How To Avoid Staff Infection
My ministry began as an assistant pastor. Very few churches in the late 50s had more than two ministers on staff. There was very little direction for the second man. I remember sitting at a small desk trying to figure out what my next move should be.
Years later I found myself the only pastor of a growing body of believers. We hired one staff member, then another, and another, and another. In a comparatively short time there were seven of us. How would we keep from getting staff infection? I earnestly wanted to see God use this group of gifted persons to touch a community for Christ.
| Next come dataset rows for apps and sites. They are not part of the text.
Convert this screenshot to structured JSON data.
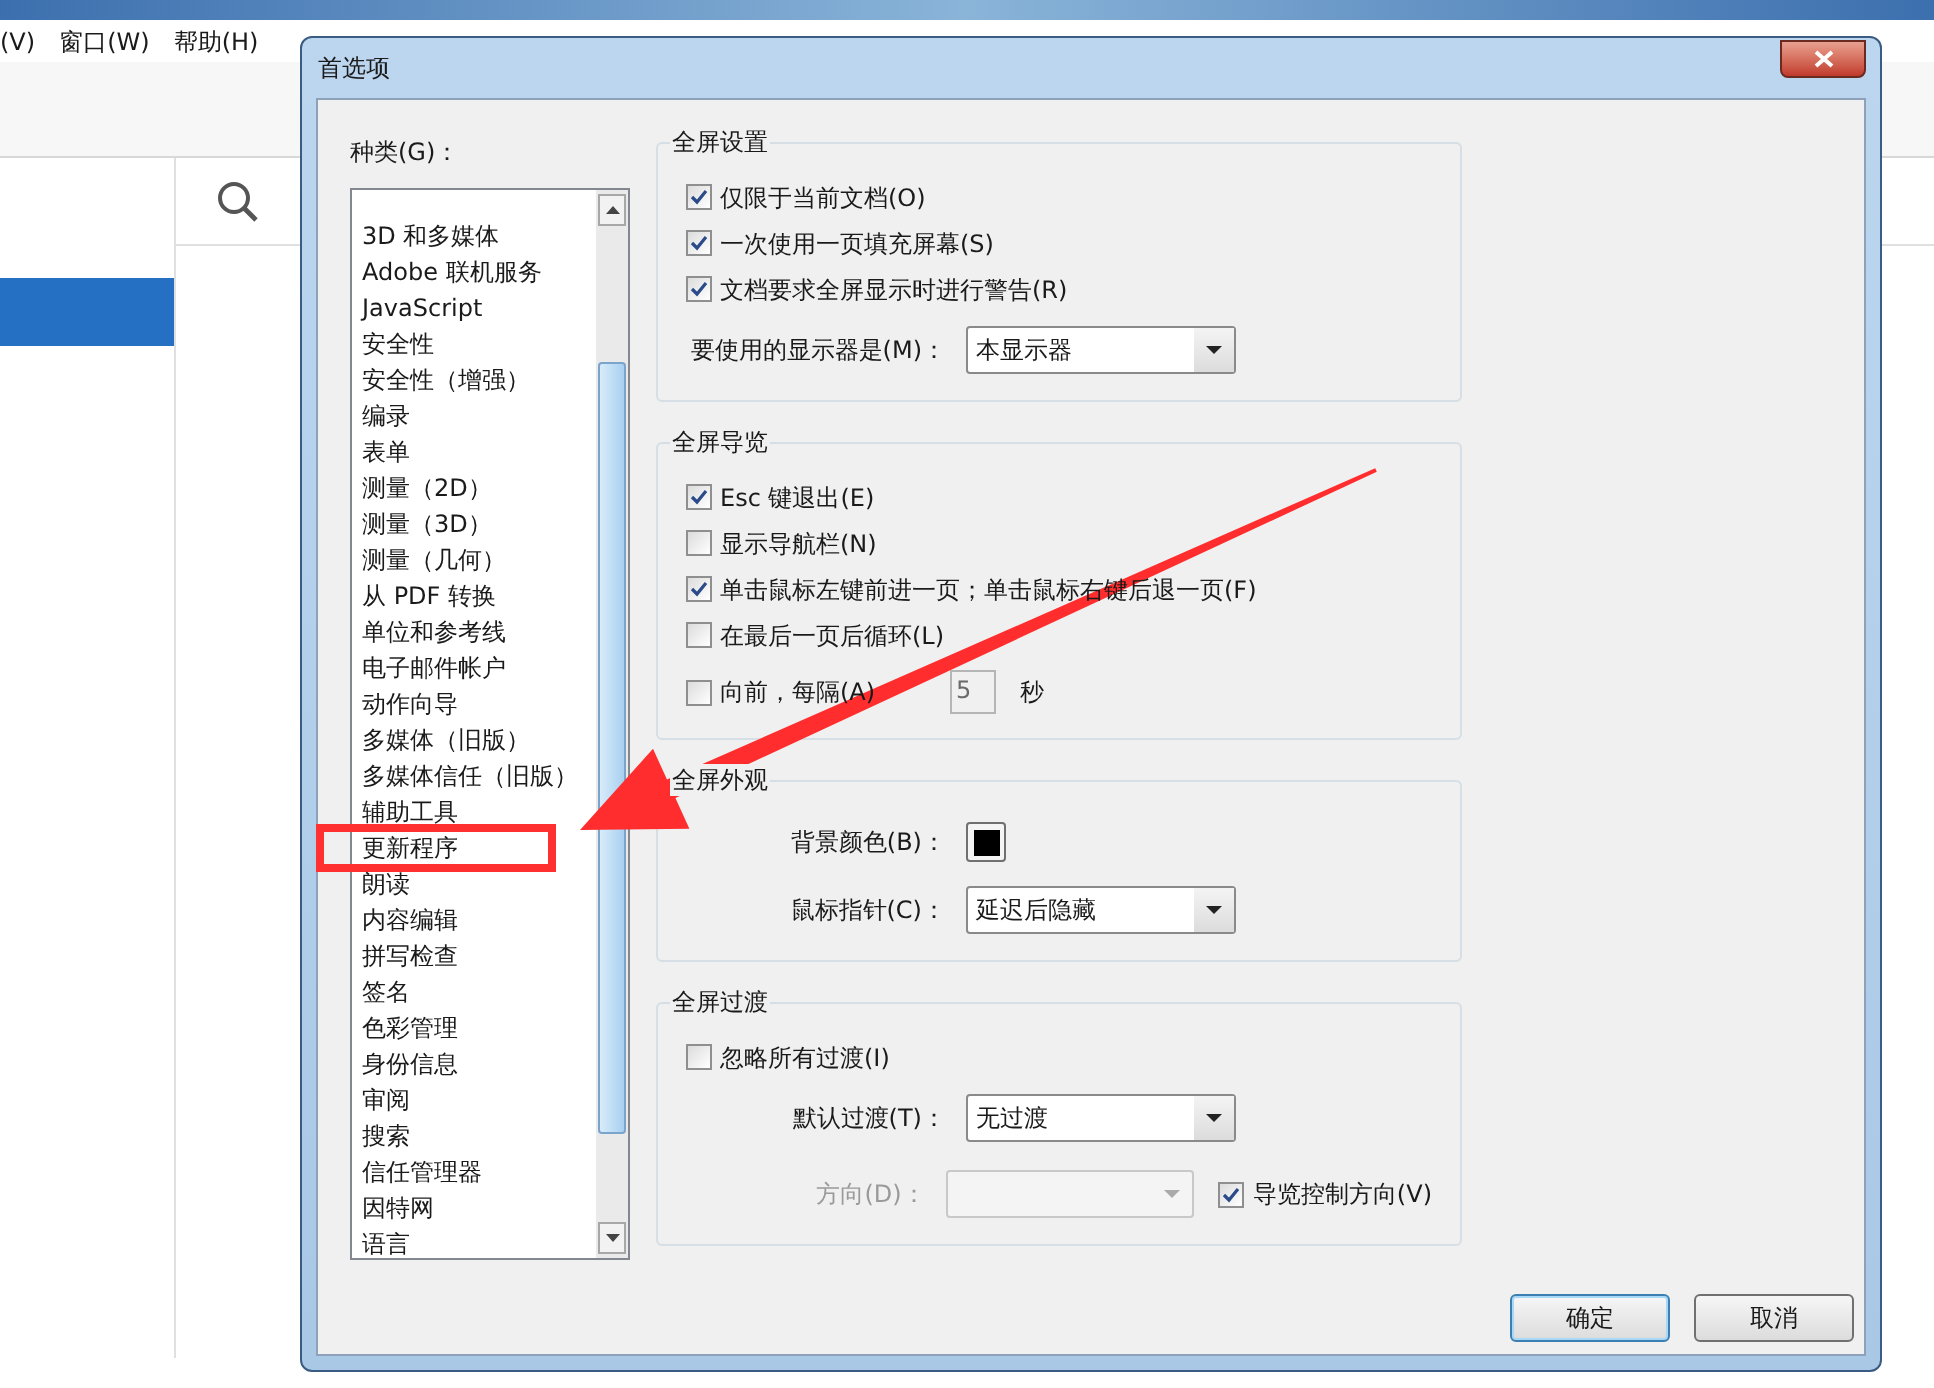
{
  "app": {
    "menu": [
      "(V)",
      "窗口(W)",
      "帮助(H)"
    ]
  },
  "dialog": {
    "title": "首选项",
    "categories_label": "种类(G)：",
    "categories": [
      {
        "label": "3D 和多媒体",
        "highlighted": false
      },
      {
        "label": "Adobe 联机服务",
        "highlighted": false
      },
      {
        "label": "JavaScript",
        "highlighted": false
      },
      {
        "label": "安全性",
        "highlighted": false
      },
      {
        "label": "安全性（增强）",
        "highlighted": false
      },
      {
        "label": "编录",
        "highlighted": false
      },
      {
        "label": "表单",
        "highlighted": false
      },
      {
        "label": "测量（2D）",
        "highlighted": false
      },
      {
        "label": "测量（3D）",
        "highlighted": false
      },
      {
        "label": "测量（几何）",
        "highlighted": false
      },
      {
        "label": "从 PDF 转换",
        "highlighted": false
      },
      {
        "label": "单位和参考线",
        "highlighted": false
      },
      {
        "label": "电子邮件帐户",
        "highlighted": false
      },
      {
        "label": "动作向导",
        "highlighted": false
      },
      {
        "label": "多媒体（旧版）",
        "highlighted": false
      },
      {
        "label": "多媒体信任（旧版）",
        "highlighted": false
      },
      {
        "label": "辅助工具",
        "highlighted": false
      },
      {
        "label": "更新程序",
        "highlighted": true
      },
      {
        "label": "朗读",
        "highlighted": false
      },
      {
        "label": "内容编辑",
        "highlighted": false
      },
      {
        "label": "拼写检查",
        "highlighted": false
      },
      {
        "label": "签名",
        "highlighted": false
      },
      {
        "label": "色彩管理",
        "highlighted": false
      },
      {
        "label": "身份信息",
        "highlighted": false
      },
      {
        "label": "审阅",
        "highlighted": false
      },
      {
        "label": "搜索",
        "highlighted": false
      },
      {
        "label": "信任管理器",
        "highlighted": false
      },
      {
        "label": "因特网",
        "highlighted": false
      },
      {
        "label": "语言",
        "highlighted": false
      }
    ],
    "groups": [
      {
        "title": "全屏设置",
        "rows": [
          {
            "kind": "checkbox",
            "label": "仅限于当前文档(O)",
            "checked": true
          },
          {
            "kind": "checkbox",
            "label": "一次使用一页填充屏幕(S)",
            "checked": true
          },
          {
            "kind": "checkbox",
            "label": "文档要求全屏显示时进行警告(R)",
            "checked": true
          },
          {
            "kind": "select",
            "label": "要使用的显示器是(M)：",
            "value": "本显示器",
            "disabled": false
          }
        ]
      },
      {
        "title": "全屏导览",
        "rows": [
          {
            "kind": "checkbox",
            "label": "Esc 键退出(E)",
            "checked": true
          },
          {
            "kind": "checkbox",
            "label": "显示导航栏(N)",
            "checked": false
          },
          {
            "kind": "checkbox",
            "label": "单击鼠标左键前进一页；单击鼠标右键后退一页(F)",
            "checked": true
          },
          {
            "kind": "checkbox",
            "label": "在最后一页后循环(L)",
            "checked": false
          },
          {
            "kind": "interval",
            "label": "向前，每隔(A)",
            "checked": false,
            "value": "5",
            "unit": "秒",
            "disabled": true
          }
        ]
      },
      {
        "title": "全屏外观",
        "rows": [
          {
            "kind": "color",
            "label": "背景颜色(B)：",
            "color": "#000000"
          },
          {
            "kind": "select",
            "label": "鼠标指针(C)：",
            "value": "延迟后隐藏",
            "disabled": false
          }
        ]
      },
      {
        "title": "全屏过渡",
        "rows": [
          {
            "kind": "checkbox",
            "label": "忽略所有过渡(I)",
            "checked": false
          },
          {
            "kind": "select",
            "label": "默认过渡(T)：",
            "value": "无过渡",
            "disabled": false
          },
          {
            "kind": "select",
            "label": "方向(D)：",
            "disabled": true,
            "extra": {
              "label": "导览控制方向(V)",
              "checked": true
            }
          }
        ]
      }
    ],
    "buttons": [
      {
        "label": "确定",
        "default": true
      },
      {
        "label": "取消",
        "default": false
      }
    ]
  }
}
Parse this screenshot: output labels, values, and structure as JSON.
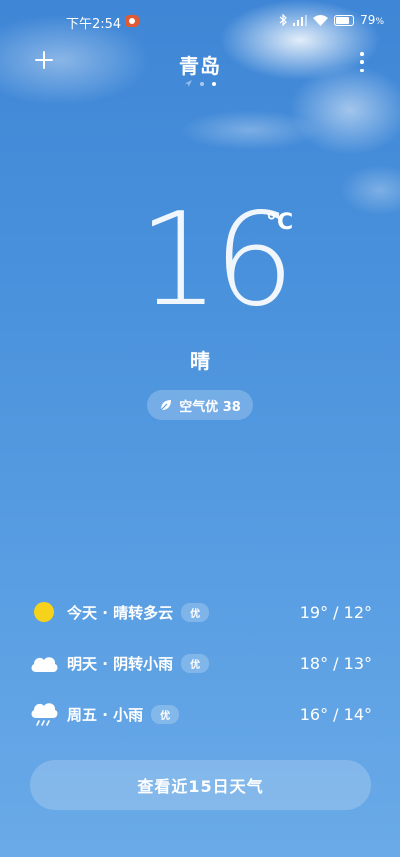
{
  "status_bar": {
    "time": "下午2:54",
    "battery_percent": "79",
    "battery_suffix": "%"
  },
  "header": {
    "city": "青岛",
    "page_count": 3,
    "active_page": 3
  },
  "current": {
    "temperature": "16",
    "unit": "°C",
    "condition": "晴",
    "aqi_label": "空气优 38"
  },
  "forecast": [
    {
      "icon": "sun-icon",
      "label": "今天 · 晴转多云",
      "aqi": "优",
      "temp": "19° / 12°"
    },
    {
      "icon": "cloud-icon",
      "label": "明天 · 阴转小雨",
      "aqi": "优",
      "temp": "18° / 13°"
    },
    {
      "icon": "rain-cloud-icon",
      "label": "周五 · 小雨",
      "aqi": "优",
      "temp": "16° / 14°"
    }
  ],
  "forecast_button": "查看近15日天气",
  "colors": {
    "sun": "#f7d21a",
    "record": "#e05a36",
    "background": "#4a92dc"
  }
}
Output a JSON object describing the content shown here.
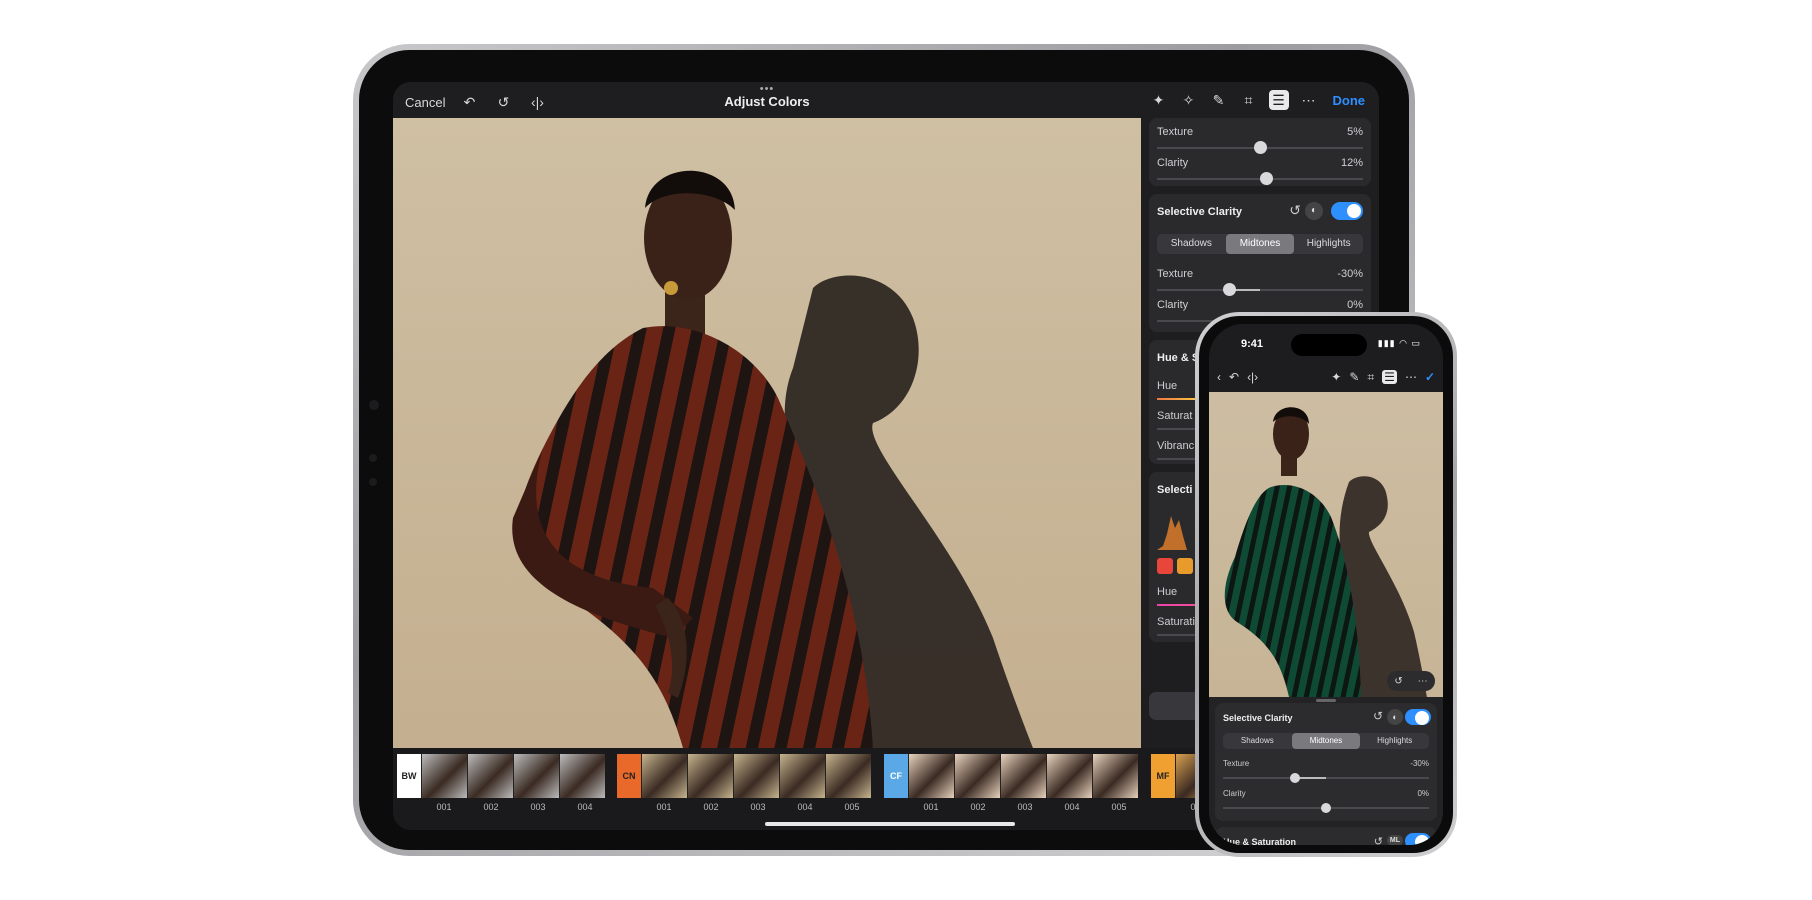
{
  "ipad": {
    "toolbar": {
      "cancel": "Cancel",
      "title": "Adjust Colors",
      "more_dots": "•••",
      "done": "Done",
      "left_icons": [
        "undo-icon",
        "revert-icon",
        "compare-icon"
      ],
      "right_icons": [
        "ml-wand-icon",
        "ml-super-icon",
        "retouch-icon",
        "crop-icon",
        "adjust-icon",
        "more-icon"
      ]
    },
    "panel": {
      "top_card": {
        "rows": [
          {
            "label": "Texture",
            "value": "5%",
            "knob": 0.5
          },
          {
            "label": "Clarity",
            "value": "12%",
            "knob": 0.53
          }
        ]
      },
      "selective_clarity": {
        "title": "Selective Clarity",
        "segments": [
          "Shadows",
          "Midtones",
          "Highlights"
        ],
        "selected": "Midtones",
        "rows": [
          {
            "label": "Texture",
            "value": "-30%",
            "knob": 0.35
          },
          {
            "label": "Clarity",
            "value": "0%",
            "knob": 0.5
          }
        ]
      },
      "hue_sat": {
        "title": "Hue & S",
        "rows": [
          "Hue",
          "Saturat",
          "Vibranc"
        ]
      },
      "selective_color": {
        "title": "Selecti",
        "rows": [
          "Hue",
          "Saturati"
        ]
      }
    },
    "filmstrip": [
      {
        "tag": "BW",
        "color": "#ffffff",
        "text": "#222222",
        "items": [
          "001",
          "002",
          "003",
          "004"
        ]
      },
      {
        "tag": "CN",
        "color": "#e8692a",
        "text": "#222222",
        "items": [
          "001",
          "002",
          "003",
          "004",
          "005"
        ]
      },
      {
        "tag": "CF",
        "color": "#5ba8e6",
        "text": "#ffffff",
        "items": [
          "001",
          "002",
          "003",
          "004",
          "005"
        ]
      },
      {
        "tag": "MF",
        "color": "#f0a030",
        "text": "#222222",
        "items": [
          "001"
        ]
      }
    ]
  },
  "iphone": {
    "time": "9:41",
    "status": "▮▮▮ ◠ ▭",
    "selective_clarity": {
      "title": "Selective Clarity",
      "segments": [
        "Shadows",
        "Midtones",
        "Highlights"
      ],
      "selected": "Midtones",
      "rows": [
        {
          "label": "Texture",
          "value": "-30%",
          "knob": 0.35
        },
        {
          "label": "Clarity",
          "value": "0%",
          "knob": 0.5
        }
      ]
    },
    "hue_sat_title": "Hue & Saturation",
    "ml_badge": "ML"
  },
  "colors": {
    "accent": "#2e8fff",
    "panel_bg": "#1e1e20",
    "card_bg": "#2a2a2d"
  }
}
After that 11-year pastorate, God placed me in Sacramento, California in a church with 17 on the pastoral staff. How I earnestly want to see God use this group of gifted persons to touch a community for Christ. How can we keep from getting staff infection?
Through the years seven “As” have become for me the secret of avoiding infection. Carefully work your way through them on a regular basis, and you will discover the unique joy of being part of a church staff.
As a senior pastor, have you ever said, “God called me to preach, not to administrate”? God did call us to preach, but He also ordained us as overseers of His work. We should never willfully surrender this important role in the local church. In my role as senior pastor I saw myself as the quarterback of a very important team, calling the signals, making adjustments when necessary, positioning the players for the best use of the play. I must never surrender that role, although I may have others carrying out much of the daily routine of administration.
Staffing can be expensive. Do not wait until you can afford to fill a staff position. Always look at the need first. If a staff member is doing his job, he will create income by the mere function of his position. He will be touching another segment of the population that someone else would not touch.
Under the heading of affordability, endeavor to pay the staff person a fair and equitable wage. God honors generosity when used with wisdom. Much staff infection is brought about by just plain stinginess.
It is vital for a staff of any number to meet regularly for prayer, discussion, planning, and fellowship. At our weekly staff meeting each member was required to turn in to the senior pastor a worksheet of his schedule, contacts, family time, as well as a projection of his departmental plans. This time of accountability is necessary to give the staff member a means of reporting and to provide the senior pastor with needed information to evaluate the overall work of the church. One corner of our worksheet is reserved for any gripes or concerns that need to be brought to the attention of the leader.
As I move around the country in conferences with our ministers, one of the oft-shared complaints by staff members is, “The pastor is not accessible.” An open door policy is a must. An enormous amount of infection can be warded off by this simple technique. Not only should a pastor be approachable by his people, but he should also be approachable by his staff. One of the great characteristics of Jesus was His availability. You cannot lead when you are out of sight.
Staff members should be referred to as pastors. They need and deserve public acknowledgment.
Because of our large staff we could not give a special day, annually to each member on his anniversary with us. However, on every fifth anniversary we received a special offering, gave acknowledgment to the entire family, and sent the staff member away for a much-deserved vacation.
One other area of acknowledgment needs to be mentioned. When a staff member is called to another ministry, a farewell reception is in order; a love offering is in order. Let the church say thank you to these servants who have shared the ministry for any number of years.
I always asked staff to remain open to the possibility of change in their portfolios. As a church grows, ministry needs change. We have found great success in adjusting job descriptions within the staff as the growth takes place. This is good stewardship.
The last “A” deals with evaluation. An annual meeting with each staff member is essential to judge the effectiveness of the ministry, I cannot say this is the most-looked-forward-to meeting of the year, but it is necessary for the ongoing challenge of personal and corporate growth.
We developed a sheet where the three executive pastors can evaluate the work of each staff person. They are given a copy of that evaluation as they come in for the annual session. Word of praise as well as possible words of criticism are part of that meeting. How can a team function to its maximum capacity if this is not a regular part of staff function? It is a must.
Be excited about the gifts God has given to others. They can augment your gifts. As you recognize where the individual staff members fit, how their abilities can be utilized to the fullest, how they are leaders in their own right — your church can continue to grow in numbers and spiritual power. Best of all, you will not suffer that painful and costly affliction known as staff infection.
Glen D. Cole, Sacramento, California, is former superintendent of the Northern California District of the Assemblies of God.